— DATA PROVIDED —
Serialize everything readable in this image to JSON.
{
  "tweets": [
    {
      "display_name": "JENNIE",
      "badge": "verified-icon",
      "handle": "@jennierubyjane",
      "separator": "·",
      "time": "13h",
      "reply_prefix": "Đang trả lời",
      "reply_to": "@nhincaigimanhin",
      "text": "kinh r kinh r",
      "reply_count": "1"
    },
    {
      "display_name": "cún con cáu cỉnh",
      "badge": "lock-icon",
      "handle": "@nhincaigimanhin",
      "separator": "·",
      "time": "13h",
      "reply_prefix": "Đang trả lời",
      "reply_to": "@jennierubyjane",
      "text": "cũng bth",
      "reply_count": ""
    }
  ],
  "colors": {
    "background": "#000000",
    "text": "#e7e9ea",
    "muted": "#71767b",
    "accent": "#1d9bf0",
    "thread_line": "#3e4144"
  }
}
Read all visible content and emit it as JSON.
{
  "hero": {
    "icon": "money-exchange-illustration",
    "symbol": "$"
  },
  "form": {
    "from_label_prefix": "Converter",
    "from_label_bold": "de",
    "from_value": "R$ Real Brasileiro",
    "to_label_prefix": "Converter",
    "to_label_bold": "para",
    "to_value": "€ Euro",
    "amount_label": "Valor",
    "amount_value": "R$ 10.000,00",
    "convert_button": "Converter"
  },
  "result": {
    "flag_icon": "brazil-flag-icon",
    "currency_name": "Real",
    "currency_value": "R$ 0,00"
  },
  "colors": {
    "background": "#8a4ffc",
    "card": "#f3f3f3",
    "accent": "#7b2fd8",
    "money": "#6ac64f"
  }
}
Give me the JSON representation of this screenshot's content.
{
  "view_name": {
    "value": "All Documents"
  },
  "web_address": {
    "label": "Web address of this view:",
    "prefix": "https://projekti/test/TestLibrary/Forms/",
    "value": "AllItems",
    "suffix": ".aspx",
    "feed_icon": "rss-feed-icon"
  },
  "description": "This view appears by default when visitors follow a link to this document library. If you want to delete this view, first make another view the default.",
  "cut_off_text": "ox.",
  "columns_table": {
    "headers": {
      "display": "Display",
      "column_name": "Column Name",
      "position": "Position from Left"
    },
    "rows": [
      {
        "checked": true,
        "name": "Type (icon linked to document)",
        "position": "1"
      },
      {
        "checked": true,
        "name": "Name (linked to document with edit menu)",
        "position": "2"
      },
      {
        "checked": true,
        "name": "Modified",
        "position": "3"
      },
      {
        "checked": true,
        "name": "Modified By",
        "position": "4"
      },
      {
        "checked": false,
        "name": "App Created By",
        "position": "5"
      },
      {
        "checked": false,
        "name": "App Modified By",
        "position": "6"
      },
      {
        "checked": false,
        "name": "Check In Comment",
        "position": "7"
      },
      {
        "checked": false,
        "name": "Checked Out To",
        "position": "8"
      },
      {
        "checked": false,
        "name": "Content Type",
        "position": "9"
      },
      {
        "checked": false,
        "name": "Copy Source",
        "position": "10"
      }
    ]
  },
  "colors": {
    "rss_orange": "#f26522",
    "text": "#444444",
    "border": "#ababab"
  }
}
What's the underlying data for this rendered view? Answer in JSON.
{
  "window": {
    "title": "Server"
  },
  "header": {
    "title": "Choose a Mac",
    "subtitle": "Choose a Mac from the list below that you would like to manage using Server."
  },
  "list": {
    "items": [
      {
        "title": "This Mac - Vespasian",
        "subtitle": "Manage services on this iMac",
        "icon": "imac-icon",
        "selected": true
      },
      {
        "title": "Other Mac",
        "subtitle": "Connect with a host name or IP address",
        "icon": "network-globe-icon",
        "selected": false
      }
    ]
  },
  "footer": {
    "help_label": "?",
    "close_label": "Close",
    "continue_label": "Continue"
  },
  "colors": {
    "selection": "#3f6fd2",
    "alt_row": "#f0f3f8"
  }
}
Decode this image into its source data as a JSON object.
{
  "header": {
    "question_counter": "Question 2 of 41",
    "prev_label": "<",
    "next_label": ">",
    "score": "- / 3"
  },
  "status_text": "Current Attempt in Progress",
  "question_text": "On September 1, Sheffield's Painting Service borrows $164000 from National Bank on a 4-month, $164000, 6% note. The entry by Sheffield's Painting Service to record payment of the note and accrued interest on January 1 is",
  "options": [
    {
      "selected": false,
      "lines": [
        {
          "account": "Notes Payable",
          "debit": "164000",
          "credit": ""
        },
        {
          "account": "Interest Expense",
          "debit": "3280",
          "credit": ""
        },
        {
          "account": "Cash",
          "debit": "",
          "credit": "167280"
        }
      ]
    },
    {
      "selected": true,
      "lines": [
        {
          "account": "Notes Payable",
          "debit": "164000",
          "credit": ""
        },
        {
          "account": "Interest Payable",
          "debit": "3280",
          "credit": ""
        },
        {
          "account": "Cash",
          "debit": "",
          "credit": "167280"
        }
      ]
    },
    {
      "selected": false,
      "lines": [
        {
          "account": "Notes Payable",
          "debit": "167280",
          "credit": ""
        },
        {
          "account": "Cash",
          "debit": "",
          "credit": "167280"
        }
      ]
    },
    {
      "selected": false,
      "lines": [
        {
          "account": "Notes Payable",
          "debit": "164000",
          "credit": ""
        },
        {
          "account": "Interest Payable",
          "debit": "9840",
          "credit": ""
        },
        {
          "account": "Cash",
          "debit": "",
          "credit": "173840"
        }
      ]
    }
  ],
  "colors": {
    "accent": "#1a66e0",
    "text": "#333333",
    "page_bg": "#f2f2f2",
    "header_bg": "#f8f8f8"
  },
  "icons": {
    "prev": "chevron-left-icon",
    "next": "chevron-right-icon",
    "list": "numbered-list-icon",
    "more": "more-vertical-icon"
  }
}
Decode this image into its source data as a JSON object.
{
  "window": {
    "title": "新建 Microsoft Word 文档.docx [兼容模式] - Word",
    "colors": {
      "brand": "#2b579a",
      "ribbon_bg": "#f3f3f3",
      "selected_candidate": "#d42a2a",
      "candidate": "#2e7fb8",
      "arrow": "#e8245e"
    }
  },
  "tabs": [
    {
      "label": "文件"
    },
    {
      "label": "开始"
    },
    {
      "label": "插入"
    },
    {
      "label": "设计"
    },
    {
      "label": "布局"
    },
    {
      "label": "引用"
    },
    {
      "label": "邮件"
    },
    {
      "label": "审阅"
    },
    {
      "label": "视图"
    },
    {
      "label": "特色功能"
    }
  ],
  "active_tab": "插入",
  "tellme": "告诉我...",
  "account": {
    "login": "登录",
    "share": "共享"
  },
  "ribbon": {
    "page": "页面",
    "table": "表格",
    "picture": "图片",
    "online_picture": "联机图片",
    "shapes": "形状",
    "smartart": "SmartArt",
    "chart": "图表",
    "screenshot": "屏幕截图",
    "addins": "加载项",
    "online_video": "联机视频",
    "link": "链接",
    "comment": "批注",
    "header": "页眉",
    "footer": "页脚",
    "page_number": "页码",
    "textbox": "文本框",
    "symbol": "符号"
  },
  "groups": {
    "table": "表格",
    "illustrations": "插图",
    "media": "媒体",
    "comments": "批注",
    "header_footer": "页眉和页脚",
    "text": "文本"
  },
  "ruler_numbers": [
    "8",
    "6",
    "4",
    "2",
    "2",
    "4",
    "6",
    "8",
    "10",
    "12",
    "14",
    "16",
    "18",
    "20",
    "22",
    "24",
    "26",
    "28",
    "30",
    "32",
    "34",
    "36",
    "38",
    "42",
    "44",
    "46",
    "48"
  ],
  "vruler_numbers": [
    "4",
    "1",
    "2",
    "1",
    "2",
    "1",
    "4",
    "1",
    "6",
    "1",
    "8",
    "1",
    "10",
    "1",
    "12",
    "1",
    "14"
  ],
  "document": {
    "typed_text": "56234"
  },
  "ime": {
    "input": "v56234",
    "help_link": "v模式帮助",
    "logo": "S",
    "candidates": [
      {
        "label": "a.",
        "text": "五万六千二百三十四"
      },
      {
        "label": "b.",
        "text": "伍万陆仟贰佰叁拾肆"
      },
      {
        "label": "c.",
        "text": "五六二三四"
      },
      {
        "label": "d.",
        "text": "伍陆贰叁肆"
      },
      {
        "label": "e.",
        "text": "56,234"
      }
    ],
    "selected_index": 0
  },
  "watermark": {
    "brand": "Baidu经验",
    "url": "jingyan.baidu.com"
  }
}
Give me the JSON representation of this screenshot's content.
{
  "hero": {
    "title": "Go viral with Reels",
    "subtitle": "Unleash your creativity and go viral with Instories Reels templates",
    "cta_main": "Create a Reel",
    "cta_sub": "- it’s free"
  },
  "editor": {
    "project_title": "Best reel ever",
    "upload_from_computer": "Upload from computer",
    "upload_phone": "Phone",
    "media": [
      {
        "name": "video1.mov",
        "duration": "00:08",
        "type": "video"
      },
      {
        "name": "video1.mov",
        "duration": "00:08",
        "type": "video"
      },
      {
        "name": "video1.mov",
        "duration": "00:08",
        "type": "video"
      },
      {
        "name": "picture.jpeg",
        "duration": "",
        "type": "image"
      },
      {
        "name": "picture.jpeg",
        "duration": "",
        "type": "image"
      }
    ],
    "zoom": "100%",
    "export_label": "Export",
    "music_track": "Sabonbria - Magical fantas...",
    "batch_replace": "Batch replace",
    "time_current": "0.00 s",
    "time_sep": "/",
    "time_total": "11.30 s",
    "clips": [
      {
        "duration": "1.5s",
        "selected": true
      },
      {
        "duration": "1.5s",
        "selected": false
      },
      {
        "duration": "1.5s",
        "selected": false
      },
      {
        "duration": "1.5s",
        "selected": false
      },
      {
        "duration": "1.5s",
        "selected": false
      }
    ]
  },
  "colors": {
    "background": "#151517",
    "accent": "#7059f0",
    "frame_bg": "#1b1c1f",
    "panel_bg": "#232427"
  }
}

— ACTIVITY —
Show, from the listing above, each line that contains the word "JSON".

— SOLUTION TO THE PROBLEM —
Serialize everything readable in this image to JSON.
Read all visible content and emit it as JSON.
Give me the JSON representation of this screenshot's content.
What's the underlying data for this rendered view? Answer in JSON.
Decode this image into its source data as a JSON object.
Decode this image into its source data as a JSON object.
Give me the JSON representation of this screenshot's content.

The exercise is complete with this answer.